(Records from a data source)
* * * *

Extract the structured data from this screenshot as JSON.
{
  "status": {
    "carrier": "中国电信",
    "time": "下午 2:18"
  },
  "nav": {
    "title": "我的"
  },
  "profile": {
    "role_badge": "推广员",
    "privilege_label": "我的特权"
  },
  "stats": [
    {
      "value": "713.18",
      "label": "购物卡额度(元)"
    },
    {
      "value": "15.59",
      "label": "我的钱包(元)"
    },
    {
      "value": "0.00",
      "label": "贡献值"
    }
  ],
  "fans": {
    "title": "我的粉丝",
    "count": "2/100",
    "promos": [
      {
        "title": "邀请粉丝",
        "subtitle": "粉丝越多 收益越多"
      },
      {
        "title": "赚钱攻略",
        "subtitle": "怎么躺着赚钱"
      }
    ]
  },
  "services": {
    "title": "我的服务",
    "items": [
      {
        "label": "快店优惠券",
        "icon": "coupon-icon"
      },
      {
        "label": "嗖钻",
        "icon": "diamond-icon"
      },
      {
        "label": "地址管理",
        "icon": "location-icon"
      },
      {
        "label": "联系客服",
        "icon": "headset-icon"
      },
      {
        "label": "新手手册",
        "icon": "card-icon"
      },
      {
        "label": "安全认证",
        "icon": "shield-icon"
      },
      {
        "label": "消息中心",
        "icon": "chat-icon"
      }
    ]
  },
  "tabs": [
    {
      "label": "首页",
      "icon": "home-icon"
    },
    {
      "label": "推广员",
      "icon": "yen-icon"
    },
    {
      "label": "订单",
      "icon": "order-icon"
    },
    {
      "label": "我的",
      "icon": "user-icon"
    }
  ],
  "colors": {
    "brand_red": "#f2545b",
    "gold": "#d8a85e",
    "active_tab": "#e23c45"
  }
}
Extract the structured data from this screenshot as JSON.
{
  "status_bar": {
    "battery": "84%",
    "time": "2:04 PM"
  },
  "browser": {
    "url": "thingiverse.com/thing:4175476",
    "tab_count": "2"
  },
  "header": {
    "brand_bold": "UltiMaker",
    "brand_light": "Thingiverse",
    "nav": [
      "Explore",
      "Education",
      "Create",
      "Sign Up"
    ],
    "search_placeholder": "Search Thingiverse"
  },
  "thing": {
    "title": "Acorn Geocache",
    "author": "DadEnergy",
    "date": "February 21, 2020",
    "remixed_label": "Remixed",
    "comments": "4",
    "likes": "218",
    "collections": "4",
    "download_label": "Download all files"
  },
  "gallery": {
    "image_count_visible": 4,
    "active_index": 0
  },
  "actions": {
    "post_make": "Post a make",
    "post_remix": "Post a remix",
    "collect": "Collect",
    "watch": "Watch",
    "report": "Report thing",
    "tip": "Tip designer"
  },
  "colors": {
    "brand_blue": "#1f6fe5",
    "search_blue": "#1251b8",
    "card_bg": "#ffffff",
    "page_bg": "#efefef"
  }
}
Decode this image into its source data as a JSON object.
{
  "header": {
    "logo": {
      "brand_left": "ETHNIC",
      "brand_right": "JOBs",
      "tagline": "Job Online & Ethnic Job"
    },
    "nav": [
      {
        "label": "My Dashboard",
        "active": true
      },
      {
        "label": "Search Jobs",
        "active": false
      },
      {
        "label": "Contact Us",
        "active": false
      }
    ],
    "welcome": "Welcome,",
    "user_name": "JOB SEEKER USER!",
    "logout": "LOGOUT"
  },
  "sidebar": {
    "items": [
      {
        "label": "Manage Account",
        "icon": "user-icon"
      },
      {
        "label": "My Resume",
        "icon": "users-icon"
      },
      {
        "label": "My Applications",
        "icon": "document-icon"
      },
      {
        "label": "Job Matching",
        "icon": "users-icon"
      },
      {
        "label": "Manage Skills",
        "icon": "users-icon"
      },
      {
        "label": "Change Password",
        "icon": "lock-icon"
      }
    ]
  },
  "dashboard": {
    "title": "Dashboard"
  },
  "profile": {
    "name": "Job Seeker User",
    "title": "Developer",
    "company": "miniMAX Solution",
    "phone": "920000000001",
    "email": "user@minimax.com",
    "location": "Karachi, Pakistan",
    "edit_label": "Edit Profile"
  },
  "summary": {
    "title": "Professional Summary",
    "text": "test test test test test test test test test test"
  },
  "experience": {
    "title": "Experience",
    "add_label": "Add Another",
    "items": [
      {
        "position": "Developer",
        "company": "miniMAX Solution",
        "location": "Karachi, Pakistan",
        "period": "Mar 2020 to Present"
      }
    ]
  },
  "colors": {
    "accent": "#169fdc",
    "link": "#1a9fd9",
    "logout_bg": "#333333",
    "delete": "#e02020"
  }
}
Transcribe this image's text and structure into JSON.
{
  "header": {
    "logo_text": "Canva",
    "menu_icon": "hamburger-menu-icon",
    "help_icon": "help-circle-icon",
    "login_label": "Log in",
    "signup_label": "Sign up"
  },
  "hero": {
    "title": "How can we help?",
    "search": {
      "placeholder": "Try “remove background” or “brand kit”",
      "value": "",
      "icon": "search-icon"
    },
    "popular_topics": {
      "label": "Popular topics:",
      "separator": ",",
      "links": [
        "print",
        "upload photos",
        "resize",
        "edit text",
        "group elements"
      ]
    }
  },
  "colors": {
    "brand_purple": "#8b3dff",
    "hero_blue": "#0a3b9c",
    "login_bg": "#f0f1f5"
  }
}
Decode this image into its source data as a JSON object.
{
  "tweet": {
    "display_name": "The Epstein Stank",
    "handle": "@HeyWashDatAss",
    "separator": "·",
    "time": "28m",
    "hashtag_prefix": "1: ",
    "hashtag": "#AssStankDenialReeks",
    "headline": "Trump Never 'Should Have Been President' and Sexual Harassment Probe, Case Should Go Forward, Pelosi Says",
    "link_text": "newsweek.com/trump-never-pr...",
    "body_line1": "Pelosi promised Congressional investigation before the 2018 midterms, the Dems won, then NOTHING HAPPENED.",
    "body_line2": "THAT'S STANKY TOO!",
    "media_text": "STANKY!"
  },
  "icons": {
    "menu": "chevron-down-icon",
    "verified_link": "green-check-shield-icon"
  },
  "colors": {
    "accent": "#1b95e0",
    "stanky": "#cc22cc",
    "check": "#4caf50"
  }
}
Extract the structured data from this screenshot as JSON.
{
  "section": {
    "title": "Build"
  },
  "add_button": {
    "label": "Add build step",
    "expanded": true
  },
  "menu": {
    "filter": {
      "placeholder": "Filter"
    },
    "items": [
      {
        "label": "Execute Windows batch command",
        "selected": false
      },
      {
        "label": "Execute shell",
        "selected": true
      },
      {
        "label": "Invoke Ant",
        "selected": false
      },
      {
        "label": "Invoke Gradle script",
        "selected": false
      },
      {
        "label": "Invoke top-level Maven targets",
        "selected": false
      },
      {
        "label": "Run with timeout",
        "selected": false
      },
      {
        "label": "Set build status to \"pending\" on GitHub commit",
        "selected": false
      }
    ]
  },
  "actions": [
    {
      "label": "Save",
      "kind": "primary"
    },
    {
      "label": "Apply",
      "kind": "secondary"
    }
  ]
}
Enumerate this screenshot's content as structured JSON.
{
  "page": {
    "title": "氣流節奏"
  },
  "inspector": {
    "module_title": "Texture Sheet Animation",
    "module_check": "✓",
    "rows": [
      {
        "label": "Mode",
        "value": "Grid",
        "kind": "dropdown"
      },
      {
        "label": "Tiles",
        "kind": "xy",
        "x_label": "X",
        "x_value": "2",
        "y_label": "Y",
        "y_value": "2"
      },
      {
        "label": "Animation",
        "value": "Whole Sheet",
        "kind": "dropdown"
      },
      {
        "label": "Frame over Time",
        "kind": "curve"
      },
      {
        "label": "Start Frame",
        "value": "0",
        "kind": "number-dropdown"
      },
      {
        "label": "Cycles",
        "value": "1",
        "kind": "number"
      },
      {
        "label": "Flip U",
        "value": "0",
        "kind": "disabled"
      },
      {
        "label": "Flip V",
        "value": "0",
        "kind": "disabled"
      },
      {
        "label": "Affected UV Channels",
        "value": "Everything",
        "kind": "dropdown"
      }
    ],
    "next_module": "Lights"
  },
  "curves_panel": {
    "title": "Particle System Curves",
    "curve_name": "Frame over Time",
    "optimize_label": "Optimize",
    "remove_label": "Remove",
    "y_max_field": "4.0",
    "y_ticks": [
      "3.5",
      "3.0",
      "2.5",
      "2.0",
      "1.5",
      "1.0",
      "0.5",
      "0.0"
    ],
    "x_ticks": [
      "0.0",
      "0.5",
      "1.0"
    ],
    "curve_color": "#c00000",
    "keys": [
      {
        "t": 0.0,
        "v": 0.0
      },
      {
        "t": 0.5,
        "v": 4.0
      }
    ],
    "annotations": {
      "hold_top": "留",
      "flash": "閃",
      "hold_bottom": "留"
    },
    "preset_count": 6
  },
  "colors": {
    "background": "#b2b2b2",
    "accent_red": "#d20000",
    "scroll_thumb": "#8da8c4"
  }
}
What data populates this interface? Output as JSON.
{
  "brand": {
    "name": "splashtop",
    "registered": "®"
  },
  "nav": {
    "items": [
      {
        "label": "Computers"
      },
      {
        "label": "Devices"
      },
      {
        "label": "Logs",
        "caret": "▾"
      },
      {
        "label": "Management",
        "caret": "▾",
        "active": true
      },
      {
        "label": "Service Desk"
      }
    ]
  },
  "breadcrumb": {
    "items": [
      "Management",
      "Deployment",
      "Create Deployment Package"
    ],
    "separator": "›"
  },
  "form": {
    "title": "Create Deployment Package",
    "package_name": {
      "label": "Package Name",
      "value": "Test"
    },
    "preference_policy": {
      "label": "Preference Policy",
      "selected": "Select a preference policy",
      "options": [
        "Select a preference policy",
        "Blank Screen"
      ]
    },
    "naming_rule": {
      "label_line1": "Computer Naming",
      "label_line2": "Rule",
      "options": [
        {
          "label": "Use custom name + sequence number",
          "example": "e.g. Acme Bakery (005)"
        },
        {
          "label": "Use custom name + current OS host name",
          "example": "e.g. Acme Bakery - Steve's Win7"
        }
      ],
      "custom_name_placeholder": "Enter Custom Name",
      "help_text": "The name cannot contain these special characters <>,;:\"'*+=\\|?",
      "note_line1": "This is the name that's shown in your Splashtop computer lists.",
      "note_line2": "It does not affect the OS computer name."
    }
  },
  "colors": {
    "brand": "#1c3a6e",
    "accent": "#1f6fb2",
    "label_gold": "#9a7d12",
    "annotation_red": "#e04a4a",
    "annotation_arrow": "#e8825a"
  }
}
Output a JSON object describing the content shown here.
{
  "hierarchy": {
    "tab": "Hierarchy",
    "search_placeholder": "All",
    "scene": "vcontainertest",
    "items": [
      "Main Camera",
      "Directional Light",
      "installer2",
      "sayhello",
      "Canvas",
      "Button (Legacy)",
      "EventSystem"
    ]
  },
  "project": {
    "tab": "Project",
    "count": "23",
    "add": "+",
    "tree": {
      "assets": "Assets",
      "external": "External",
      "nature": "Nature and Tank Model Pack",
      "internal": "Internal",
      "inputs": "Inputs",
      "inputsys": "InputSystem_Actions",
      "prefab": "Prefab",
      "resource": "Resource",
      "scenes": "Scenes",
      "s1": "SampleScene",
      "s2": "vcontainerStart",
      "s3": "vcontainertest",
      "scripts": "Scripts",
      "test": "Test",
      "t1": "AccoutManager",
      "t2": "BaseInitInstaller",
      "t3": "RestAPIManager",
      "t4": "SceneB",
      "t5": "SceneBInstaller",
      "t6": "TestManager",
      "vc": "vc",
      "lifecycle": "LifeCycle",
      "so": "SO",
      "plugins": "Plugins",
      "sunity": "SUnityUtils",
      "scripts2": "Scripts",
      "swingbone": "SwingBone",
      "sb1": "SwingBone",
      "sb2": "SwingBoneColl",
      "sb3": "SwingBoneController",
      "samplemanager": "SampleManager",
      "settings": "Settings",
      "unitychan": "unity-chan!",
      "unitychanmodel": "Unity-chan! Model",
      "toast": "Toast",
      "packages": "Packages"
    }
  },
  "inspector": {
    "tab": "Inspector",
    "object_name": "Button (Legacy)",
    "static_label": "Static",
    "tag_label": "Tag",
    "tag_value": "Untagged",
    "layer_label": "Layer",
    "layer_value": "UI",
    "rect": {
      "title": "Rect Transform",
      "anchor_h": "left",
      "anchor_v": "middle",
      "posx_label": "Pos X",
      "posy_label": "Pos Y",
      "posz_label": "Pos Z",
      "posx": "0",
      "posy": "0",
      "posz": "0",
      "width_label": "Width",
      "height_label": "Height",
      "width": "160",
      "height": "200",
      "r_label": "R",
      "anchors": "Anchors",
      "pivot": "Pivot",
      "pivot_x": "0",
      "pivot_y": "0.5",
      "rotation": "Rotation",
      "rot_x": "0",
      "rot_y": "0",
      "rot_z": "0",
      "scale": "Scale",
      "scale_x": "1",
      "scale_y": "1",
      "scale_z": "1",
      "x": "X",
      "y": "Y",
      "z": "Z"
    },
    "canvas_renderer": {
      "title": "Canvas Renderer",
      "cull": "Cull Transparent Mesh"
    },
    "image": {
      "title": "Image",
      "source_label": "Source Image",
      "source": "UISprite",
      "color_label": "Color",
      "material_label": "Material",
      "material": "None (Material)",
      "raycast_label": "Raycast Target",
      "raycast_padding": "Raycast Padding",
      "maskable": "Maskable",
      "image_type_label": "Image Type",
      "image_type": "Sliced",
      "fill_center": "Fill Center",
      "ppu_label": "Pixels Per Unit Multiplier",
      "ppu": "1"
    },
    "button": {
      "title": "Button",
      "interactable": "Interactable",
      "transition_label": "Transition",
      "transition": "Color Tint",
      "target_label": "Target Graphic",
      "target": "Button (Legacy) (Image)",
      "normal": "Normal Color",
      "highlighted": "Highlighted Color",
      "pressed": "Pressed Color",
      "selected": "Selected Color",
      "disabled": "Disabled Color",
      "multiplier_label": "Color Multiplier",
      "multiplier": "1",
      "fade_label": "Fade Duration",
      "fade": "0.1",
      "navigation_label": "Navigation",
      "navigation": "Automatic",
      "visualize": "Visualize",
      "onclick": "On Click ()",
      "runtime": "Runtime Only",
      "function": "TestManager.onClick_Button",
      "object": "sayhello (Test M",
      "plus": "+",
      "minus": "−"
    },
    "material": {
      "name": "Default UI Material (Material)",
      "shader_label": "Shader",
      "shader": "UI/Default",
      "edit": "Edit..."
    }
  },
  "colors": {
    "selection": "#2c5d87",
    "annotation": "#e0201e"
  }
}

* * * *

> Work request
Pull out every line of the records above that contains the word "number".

> Your response
        "kind": "number-dropdown"
        "kind": "number"
          "label": "Use custom name + sequence number",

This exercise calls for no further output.